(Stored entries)
========================================
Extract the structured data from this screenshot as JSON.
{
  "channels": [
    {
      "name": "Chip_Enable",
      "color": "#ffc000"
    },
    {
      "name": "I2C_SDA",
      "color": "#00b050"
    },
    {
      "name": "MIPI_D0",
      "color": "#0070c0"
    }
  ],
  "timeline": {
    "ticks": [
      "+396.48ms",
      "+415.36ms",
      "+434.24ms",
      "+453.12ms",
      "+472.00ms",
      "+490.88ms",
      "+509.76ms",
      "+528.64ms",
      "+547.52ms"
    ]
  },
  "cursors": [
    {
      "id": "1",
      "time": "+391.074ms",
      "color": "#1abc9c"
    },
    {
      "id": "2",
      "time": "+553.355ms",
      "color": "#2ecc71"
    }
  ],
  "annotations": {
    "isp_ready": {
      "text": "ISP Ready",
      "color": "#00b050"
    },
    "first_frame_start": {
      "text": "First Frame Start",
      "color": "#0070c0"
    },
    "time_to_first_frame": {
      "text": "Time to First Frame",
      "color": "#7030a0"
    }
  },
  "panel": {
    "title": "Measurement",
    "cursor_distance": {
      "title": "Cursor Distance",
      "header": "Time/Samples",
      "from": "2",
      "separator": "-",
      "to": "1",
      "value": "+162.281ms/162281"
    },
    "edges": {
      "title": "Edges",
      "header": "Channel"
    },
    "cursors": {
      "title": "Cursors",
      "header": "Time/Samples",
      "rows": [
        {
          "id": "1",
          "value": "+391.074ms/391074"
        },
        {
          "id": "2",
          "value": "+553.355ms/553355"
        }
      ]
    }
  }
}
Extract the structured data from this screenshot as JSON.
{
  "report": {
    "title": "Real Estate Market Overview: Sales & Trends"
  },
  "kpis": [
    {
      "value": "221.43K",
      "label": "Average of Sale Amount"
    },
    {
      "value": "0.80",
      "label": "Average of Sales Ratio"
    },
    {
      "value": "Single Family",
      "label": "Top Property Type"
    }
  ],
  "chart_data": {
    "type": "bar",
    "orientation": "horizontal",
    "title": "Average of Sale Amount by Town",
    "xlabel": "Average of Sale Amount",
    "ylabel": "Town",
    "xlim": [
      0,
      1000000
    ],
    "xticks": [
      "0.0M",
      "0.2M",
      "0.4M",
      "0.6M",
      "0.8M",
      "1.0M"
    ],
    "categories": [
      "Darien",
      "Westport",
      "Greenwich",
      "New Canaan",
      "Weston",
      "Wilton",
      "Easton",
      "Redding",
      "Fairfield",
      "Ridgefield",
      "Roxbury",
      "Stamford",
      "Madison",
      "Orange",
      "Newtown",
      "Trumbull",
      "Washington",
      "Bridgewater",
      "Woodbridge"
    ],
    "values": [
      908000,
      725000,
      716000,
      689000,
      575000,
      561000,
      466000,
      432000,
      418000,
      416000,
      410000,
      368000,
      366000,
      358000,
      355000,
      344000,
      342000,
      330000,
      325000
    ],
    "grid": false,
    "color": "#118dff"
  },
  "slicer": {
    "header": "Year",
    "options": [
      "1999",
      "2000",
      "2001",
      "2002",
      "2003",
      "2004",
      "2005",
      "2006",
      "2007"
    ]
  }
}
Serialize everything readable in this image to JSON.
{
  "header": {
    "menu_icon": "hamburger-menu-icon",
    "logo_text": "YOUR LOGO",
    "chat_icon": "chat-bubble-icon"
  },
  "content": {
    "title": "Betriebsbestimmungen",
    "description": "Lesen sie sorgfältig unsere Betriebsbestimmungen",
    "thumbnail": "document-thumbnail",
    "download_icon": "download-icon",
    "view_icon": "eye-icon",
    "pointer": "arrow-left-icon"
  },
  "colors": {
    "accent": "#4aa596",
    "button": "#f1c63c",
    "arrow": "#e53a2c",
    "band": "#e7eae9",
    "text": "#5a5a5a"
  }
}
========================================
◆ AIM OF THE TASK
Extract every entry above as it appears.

◆ FINISHED TASK
Extract the structured data from this screenshot as JSON.
{
  "channels": [
    {
      "name": "Chip_Enable",
      "color": "#ffc000"
    },
    {
      "name": "I2C_SDA",
      "color": "#00b050"
    },
    {
      "name": "MIPI_D0",
      "color": "#0070c0"
    }
  ],
  "timeline": {
    "ticks": [
      "+396.48ms",
      "+415.36ms",
      "+434.24ms",
      "+453.12ms",
      "+472.00ms",
      "+490.88ms",
      "+509.76ms",
      "+528.64ms",
      "+547.52ms"
    ]
  },
  "cursors": [
    {
      "id": "1",
      "time": "+391.074ms",
      "color": "#1abc9c"
    },
    {
      "id": "2",
      "time": "+553.355ms",
      "color": "#2ecc71"
    }
  ],
  "annotations": {
    "isp_ready": {
      "text": "ISP Ready",
      "color": "#00b050"
    },
    "first_frame_start": {
      "text": "First Frame Start",
      "color": "#0070c0"
    },
    "time_to_first_frame": {
      "text": "Time to First Frame",
      "color": "#7030a0"
    }
  },
  "panel": {
    "title": "Measurement",
    "cursor_distance": {
      "title": "Cursor Distance",
      "header": "Time/Samples",
      "from": "2",
      "separator": "-",
      "to": "1",
      "value": "+162.281ms/162281"
    },
    "edges": {
      "title": "Edges",
      "header": "Channel"
    },
    "cursors": {
      "title": "Cursors",
      "header": "Time/Samples",
      "rows": [
        {
          "id": "1",
          "value": "+391.074ms/391074"
        },
        {
          "id": "2",
          "value": "+553.355ms/553355"
        }
      ]
    }
  }
}
Extract the structured data from this screenshot as JSON.
{
  "report": {
    "title": "Real Estate Market Overview: Sales & Trends"
  },
  "kpis": [
    {
      "value": "221.43K",
      "label": "Average of Sale Amount"
    },
    {
      "value": "0.80",
      "label": "Average of Sales Ratio"
    },
    {
      "value": "Single Family",
      "label": "Top Property Type"
    }
  ],
  "chart_data": {
    "type": "bar",
    "orientation": "horizontal",
    "title": "Average of Sale Amount by Town",
    "xlabel": "Average of Sale Amount",
    "ylabel": "Town",
    "xlim": [
      0,
      1000000
    ],
    "xticks": [
      "0.0M",
      "0.2M",
      "0.4M",
      "0.6M",
      "0.8M",
      "1.0M"
    ],
    "categories": [
      "Darien",
      "Westport",
      "Greenwich",
      "New Canaan",
      "Weston",
      "Wilton",
      "Easton",
      "Redding",
      "Fairfield",
      "Ridgefield",
      "Roxbury",
      "Stamford",
      "Madison",
      "Orange",
      "Newtown",
      "Trumbull",
      "Washington",
      "Bridgewater",
      "Woodbridge"
    ],
    "values": [
      908000,
      725000,
      716000,
      689000,
      575000,
      561000,
      466000,
      432000,
      418000,
      416000,
      410000,
      368000,
      366000,
      358000,
      355000,
      344000,
      342000,
      330000,
      325000
    ],
    "grid": false,
    "color": "#118dff"
  },
  "slicer": {
    "header": "Year",
    "options": [
      "1999",
      "2000",
      "2001",
      "2002",
      "2003",
      "2004",
      "2005",
      "2006",
      "2007"
    ]
  }
}
Serialize everything readable in this image to JSON.
{
  "header": {
    "menu_icon": "hamburger-menu-icon",
    "logo_text": "YOUR LOGO",
    "chat_icon": "chat-bubble-icon"
  },
  "content": {
    "title": "Betriebsbestimmungen",
    "description": "Lesen sie sorgfältig unsere Betriebsbestimmungen",
    "thumbnail": "document-thumbnail",
    "download_icon": "download-icon",
    "view_icon": "eye-icon",
    "pointer": "arrow-left-icon"
  },
  "colors": {
    "accent": "#4aa596",
    "button": "#f1c63c",
    "arrow": "#e53a2c",
    "band": "#e7eae9",
    "text": "#5a5a5a"
  }
}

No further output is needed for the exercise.